Azurite Queue service is starting at http://127.0.0.1:10001
Azurite Queue service is successfully listening at http://127.0.0.1:10001

b. Using a docker image

Another way to run Azurite is using docker, using default HTTP endpoint

docker run -p 10000:10000 mcr.microsoft.com/azure-storage/azurite azurite-blob --blobHost 0.0.0.0

Docker Compose is another option and can run the same docker image using the docker-compose.yml file below.

version: '3.4'
services:
  azurite:
    image: mcr.microsoft.com/azure-storage/azurite
    hostname: azurite
    volumes:
      - ./cert/azurite:/data
    command: "azurite-blob --blobHost 0.0.0.0 -l /data --cert /data/127.0.0.1.pem --key /data/127.0.0.1-key.pem --oauth basic"
    ports:
      - "10000:10000"
      - "10001:10001"

2. Run tests on your local machine

Python 3.8.7 is used for this, but it should be fine on other 3.x versions as well.

  1. Install and run Azurite for local tests:

    Option 1: using npm:

    # Install Azurite
    npm install -g azurite
    # Create azurite directory
    mkdir c:/azurite
    # Launch Azurite for Windows
    azurite --silent --location c:\azurite --debug c:\azurite\debug.log
    

    Option 2: using docker

    docker run -p 10000:10000 mcr.microsoft.com/azure-storage/azurite azurite-blob --blobHost 0.0.0.0
    
  2. In Azure Storage Explorer, select Attach to a local emulator

    connect blob

  3. Provide a Display name and port number, then your connection will be ready, and you can use Storage Explorer to manage your local blob storage.

    attach to local

    To test and see how these endpoints are running you can attach your local blob storage to the Azure Storage Explorer.

  4. Create a virtual python environment
    python -m venv .venv

  5. Container name and initialize env variables: Use conftest.py for test integration.
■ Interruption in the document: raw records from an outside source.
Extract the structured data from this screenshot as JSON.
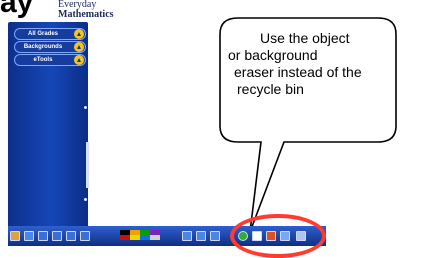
{
  "slide": {
    "title_fragment": "ay"
  },
  "brand": {
    "logo_line1": "Everyday",
    "logo_line2": "Mathematics"
  },
  "sidebar": {
    "items": [
      {
        "label": "All Grades",
        "icon": "chevron-up-icon"
      },
      {
        "label": "Backgrounds",
        "icon": "chevron-up-icon"
      },
      {
        "label": "eTools",
        "icon": "chevron-up-icon"
      }
    ]
  },
  "callout": {
    "lines": [
      "Use the object",
      "or background",
      "eraser instead of the",
      "recycle bin"
    ]
  },
  "toolbar": {
    "tools": [
      "home-icon",
      "text-icon",
      "pen-icon",
      "line-icon",
      "marker-icon",
      "eraser-icon"
    ],
    "colors": [
      "#000000",
      "#c81010",
      "#f0a000",
      "#e8d800",
      "#00a000",
      "#1070e0",
      "#8020c0",
      "#d0d0d0"
    ],
    "actions": [
      "calculator-icon",
      "settings-icon",
      "undo-icon",
      "help-icon",
      "object-eraser-icon",
      "background-eraser-icon",
      "picture-icon",
      "recycle-bin-icon"
    ]
  },
  "colors": {
    "highlight": "#ff3b2f",
    "panel": "#1547b8",
    "accent": "#f4c420"
  }
}
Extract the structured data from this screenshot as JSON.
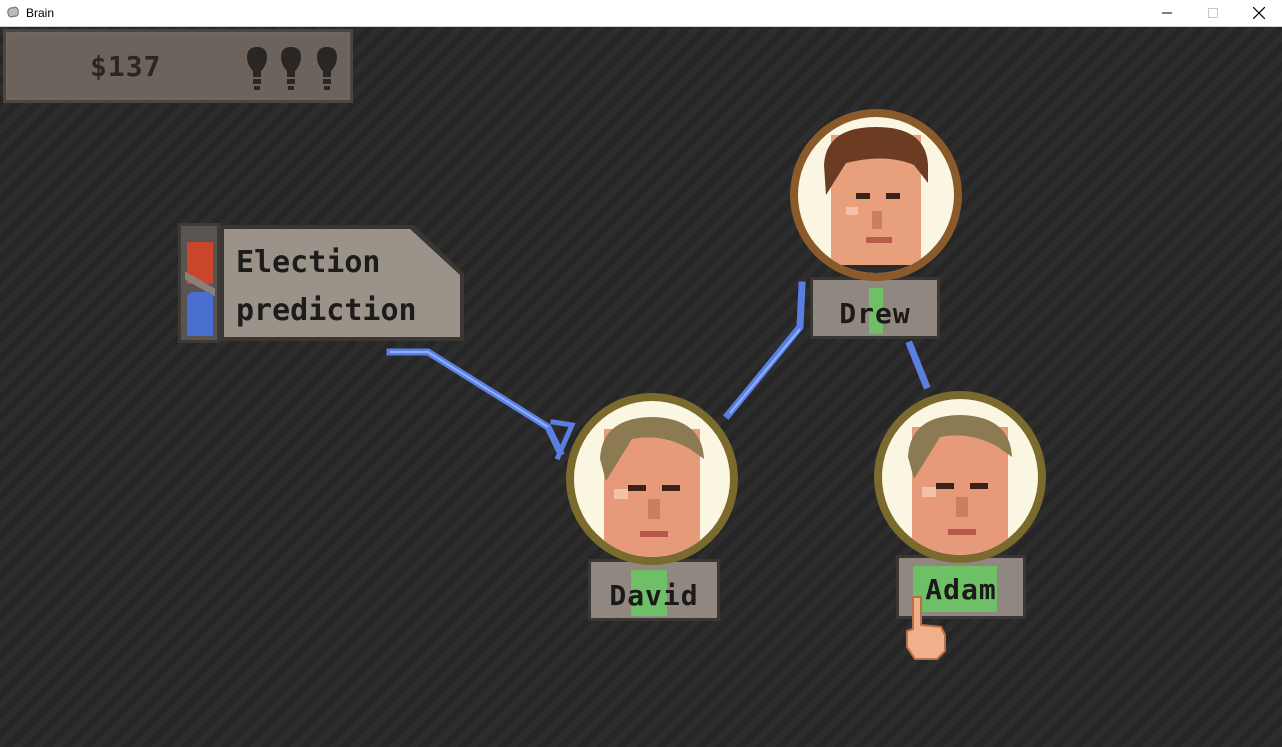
{
  "window": {
    "title": "Brain",
    "icon": "brain-app-icon",
    "controls": [
      "minimize-icon",
      "maximize-icon",
      "close-icon"
    ]
  },
  "hud": {
    "money": "$137",
    "bulbs": [
      "bulb-icon",
      "bulb-icon",
      "bulb-icon"
    ]
  },
  "election": {
    "label_line1": "Election",
    "label_line2": "prediction",
    "colors": {
      "red": "#c9462c",
      "blue": "#4b6fd0"
    }
  },
  "people": {
    "drew": {
      "name": "Drew",
      "ring_color": "#8b5a2b"
    },
    "david": {
      "name": "David",
      "ring_color": "#7a6a2e"
    },
    "adam": {
      "name": "Adam",
      "ring_color": "#7a6a2e"
    }
  },
  "colors": {
    "connection": "#5a7fe0",
    "name_progress": "#6fbf66",
    "panel": "#8f8780"
  }
}
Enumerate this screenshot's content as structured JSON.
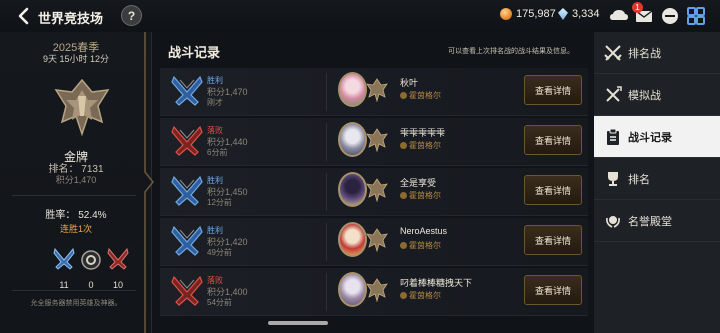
{
  "header": {
    "title": "世界竞技场",
    "help_label": "?",
    "gold": "175,987",
    "crystals": "3,334",
    "mail_badge": "1"
  },
  "left_panel": {
    "season": "2025春季",
    "time_left": "9天 15小时 12分",
    "rank_name": "金牌",
    "rank_no": "排名：  7131",
    "score": "积分1,470",
    "win_rate": "胜率：  52.4%",
    "streak": "连胜1次",
    "stats": [
      {
        "icon": "victory-crossed-swords",
        "value": "11"
      },
      {
        "icon": "draw-circle",
        "value": "0"
      },
      {
        "icon": "defeat-broken-swords",
        "value": "10"
      }
    ],
    "ban_notice": "允全服务器禁用英雄及神器。"
  },
  "main": {
    "title": "战斗记录",
    "hint": "可以查看上次排名战的战斗结果及信息。",
    "detail_label": "查看详情",
    "records": [
      {
        "result": "胜利",
        "win": true,
        "score": "积分1,470",
        "time": "刚才",
        "opponent": "秋叶",
        "guild": "霍茵格尔",
        "avatar_colors": [
          "#f4d9e0",
          "#d48aa3",
          "#6a8c5c"
        ]
      },
      {
        "result": "落败",
        "win": false,
        "score": "积分1,440",
        "time": "6分前",
        "opponent": "雫雫雫雫雫",
        "guild": "霍茵格尔",
        "avatar_colors": [
          "#e9e7ee",
          "#8a8aa3",
          "#3c3f58"
        ]
      },
      {
        "result": "胜利",
        "win": true,
        "score": "积分1,450",
        "time": "12分前",
        "opponent": "全是享受",
        "guild": "霍茵格尔",
        "avatar_colors": [
          "#2b2240",
          "#5c4a7a",
          "#d9c08a"
        ]
      },
      {
        "result": "胜利",
        "win": true,
        "score": "积分1,420",
        "time": "49分前",
        "opponent": "NeroAestus",
        "guild": "霍茵格尔",
        "avatar_colors": [
          "#f2e0c8",
          "#c23a3a",
          "#e8c25a"
        ]
      },
      {
        "result": "落败",
        "win": false,
        "score": "积分1,400",
        "time": "54分前",
        "opponent": "叼着棒棒糖拽天下",
        "guild": "霍茵格尔",
        "avatar_colors": [
          "#e8e2ee",
          "#9a8aa8",
          "#5a4a6a"
        ]
      }
    ]
  },
  "right_menu": {
    "items": [
      {
        "label": "排名战",
        "icon": "crossed-swords-icon",
        "active": false
      },
      {
        "label": "模拟战",
        "icon": "practice-swords-icon",
        "active": false
      },
      {
        "label": "战斗记录",
        "icon": "clipboard-icon",
        "active": true
      },
      {
        "label": "排名",
        "icon": "trophy-icon",
        "active": false
      },
      {
        "label": "名誉殿堂",
        "icon": "laurel-icon",
        "active": false
      }
    ]
  },
  "colors": {
    "win": "#6fa8e6",
    "loss": "#e0504a",
    "accent": "#f0a64a",
    "guild": "#b6893e"
  }
}
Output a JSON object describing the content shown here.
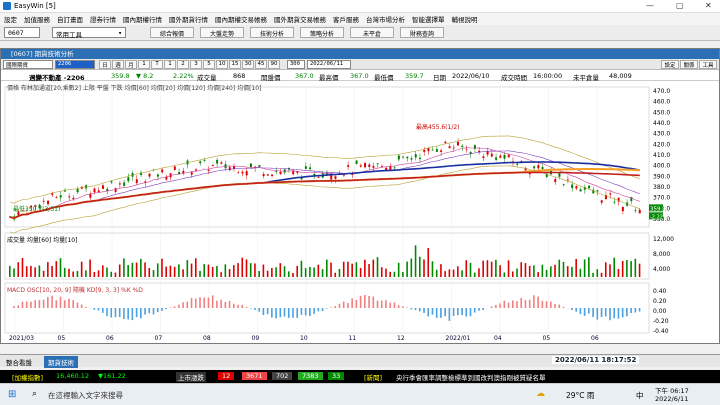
{
  "app": {
    "title": "EasyWin  [5]"
  },
  "menu": [
    "設定",
    "加值服務",
    "自訂畫面",
    "證券行情",
    "國內期權行情",
    "國外期貨行情",
    "國內期權交易帳務",
    "國外期貨交易帳務",
    "客戶服務",
    "台灣市場分析",
    "智能選擇單",
    "輔視說明"
  ],
  "toolbar": {
    "symbol": "0607",
    "tool_select": "常用工具",
    "buttons": [
      "綜合報價",
      "大盤走勢",
      "技術分析",
      "策略分析",
      "未平倉",
      "財務查詢"
    ]
  },
  "chart_window": {
    "title": "[0607] 期貨技術分析",
    "product": "國際期貨",
    "code": "2206",
    "periods": [
      "日",
      "週",
      "月",
      "1",
      "T",
      "1",
      "2",
      "3",
      "5",
      "10",
      "15",
      "30",
      "45",
      "90"
    ],
    "count": "300",
    "date": "2022/06/11",
    "right_buttons": [
      "設定",
      "關係",
      "工具"
    ]
  },
  "info": {
    "name": "週變不動產 -2206",
    "price": "359.8",
    "change": "▼ 8.2",
    "pct": "2.22%",
    "vol_label": "成交量",
    "vol": "868",
    "open_label": "開盤價",
    "open": "367.0",
    "high_label": "最高價",
    "high": "367.0",
    "low_label": "最低價",
    "low": "359.7",
    "date_label": "日期",
    "date": "2022/06/10",
    "time_label": "成交時間",
    "time": "16:00:00",
    "oi_label": "未平倉量",
    "oi": "48,009"
  },
  "legends": {
    "price": "價格  布林加通道[20,乘數2] 上限  平盤  下跌  均價[60]  均價[20]  均價[120]  均價[240]  均價[10]",
    "volume": "成交量  均量[60]  均量[10]",
    "macd": "MACD OSC[10, 20, 9]  隨機 KD[9, 3, 3]  %K  %D"
  },
  "annotations": {
    "high": "最高455.6(1/2)",
    "low": "最低350.7(3/31)"
  },
  "price_axis": [
    "470.0",
    "460.0",
    "450.0",
    "440.0",
    "430.0",
    "420.0",
    "410.0",
    "400.0",
    "390.0",
    "380.0",
    "370.0",
    "360.0",
    "350.0"
  ],
  "last_price_tag": "359.8",
  "last_pct_tag": "-2.22%",
  "vol_axis": [
    "12,000",
    "8,000",
    "4,000"
  ],
  "macd_axis": [
    "0.40",
    "0.20",
    "0.00",
    "-0.20",
    "-0.40"
  ],
  "x_labels": [
    "2021/03",
    "05",
    "06",
    "07",
    "08",
    "09",
    "10",
    "11",
    "12",
    "2022/01",
    "04",
    "05",
    "06"
  ],
  "bottom_tabs": [
    "整合看盤",
    "期貨技術"
  ],
  "clock": "2022/06/11 18:17:52",
  "status": {
    "index_label": "[加權指數]",
    "index": "16,460.12",
    "index_chg": "▼161.22",
    "rise_label": "上市漲跌",
    "c1": "12",
    "c2": "3671",
    "c3": "702",
    "c4": "7383",
    "c5": "33",
    "news_label": "[新聞]",
    "news": "央行季會匯率調整檢標準到國改判澳指剛被質疑名單"
  },
  "taskbar": {
    "search": "在這裡輸入文字來搜尋",
    "weather": "29°C 雨",
    "time": "下午 06:17",
    "date": "2022/6/11",
    "lang": "中"
  },
  "colors": {
    "title": "#2b6fb5",
    "up": "#e00000",
    "down": "#008000",
    "ma_blue": "#1a2fa0",
    "ma_orange": "#f5a020"
  },
  "chart_data": {
    "type": "line",
    "x": [
      "2021/03",
      "05",
      "06",
      "07",
      "08",
      "09",
      "10",
      "11",
      "12",
      "2022/01",
      "04",
      "05",
      "06"
    ],
    "ylim": [
      350,
      470
    ],
    "series": [
      {
        "values": [
          352,
          372,
          381,
          392,
          400,
          398,
          392,
          396,
          402,
          420,
          410,
          395,
          375,
          360
        ]
      },
      {
        "values": [
          355,
          360,
          370,
          378,
          386,
          390,
          393,
          396,
          400,
          404,
          404,
          400,
          394,
          388
        ]
      }
    ]
  }
}
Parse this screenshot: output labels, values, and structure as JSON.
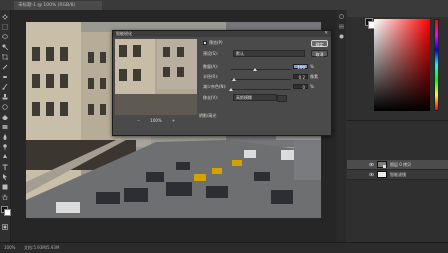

    from azure.storage.blob import BlobServiceClient
    import os
    
    def pytest_generate_tests(metafunc):
       os.environ['STORAGE_CONNECTION_STRING'] = 'DefaultEndpointsProtocol=http;AccountName=devstoreaccount1;AccountKey=Eby8vdM02xNOcqFlqUwJPLlmEtlCDXJ1OUzFT50uSRZ6IFsuFq2UVErCz4I6tq/K1SZFPTOtr/KBHBeksoGMGw==;BlobEndpoint=http://127.0.0.1:10000/devstoreaccount1;'
       os.environ['STORAGE_CONTAINER'] = 'test-container'
    
       # Crete container for Azurite for the first run
       blob_service_client = BlobServiceClient.from_connection_string(os.environ.get("STORAGE_CONNECTION_STRING"))
       try:
          blob_service_client.create_container(os.environ.get("STORAGE_CONTAINER"))
       except Exception as e:
          print(e)
    

    *Note: value for STORAGE_CONNECTION_STRING is default value for Azurite, it's not a private key

  6. Install the dependencies

    pip install -r requirements_tests.txt

  7. Run tests:

    python -m pytest ./tests
    

After running tests, you can see the files in your local blob storage

https local blob

3. Run tests on Azure Pipelines

After running tests locally we need to make sure these tests pass on Azure Pipelines too. We have 2 options here, we can use docker image as hosted agent on Azure or install an npm package in the Pipeline steps.

trigger:
- master

steps:
- task: UsePythonVersion@0
  displayName: 'Use Python 3.7'
  inputs:
    versionSpec: 3.7

- bash: |
    pip install -r requirements_tests.txt
  displayName: 'Setup requirements for tests'

- bash: |
    sudo npm install -g azurite
    sudo mkdir azurite
    sudo azurite --silent --location azurite --debug azurite\debug.log &
  displayName: 'Install and Run Azurite'

- bash: |
    python -m pytest --junit-xml=unit_tests_report.xml --cov=tests --cov-report=html --cov-report=xml ./tests
  displayName: 'Run Tests'

- task: PublishCodeCoverageResults@1
  inputs:
    codeCoverageTool: Cobertura
    summaryFileLocation: '$(System.DefaultWorkingDirectory)/**/coverage.xml'
    reportDirectory: '$(System.DefaultWorkingDirectory)/**/htmlcov'

- task: PublishTestResults@2
  inputs:
    testResultsFormat: 'JUnit'
    testResultsFiles: '**/*_tests_report.xml'
    failTaskOnFailedTests: true

Once we set up our pipeline in Azure Pipelines, result will be like below

azure pipelines


Last update: May 7, 2021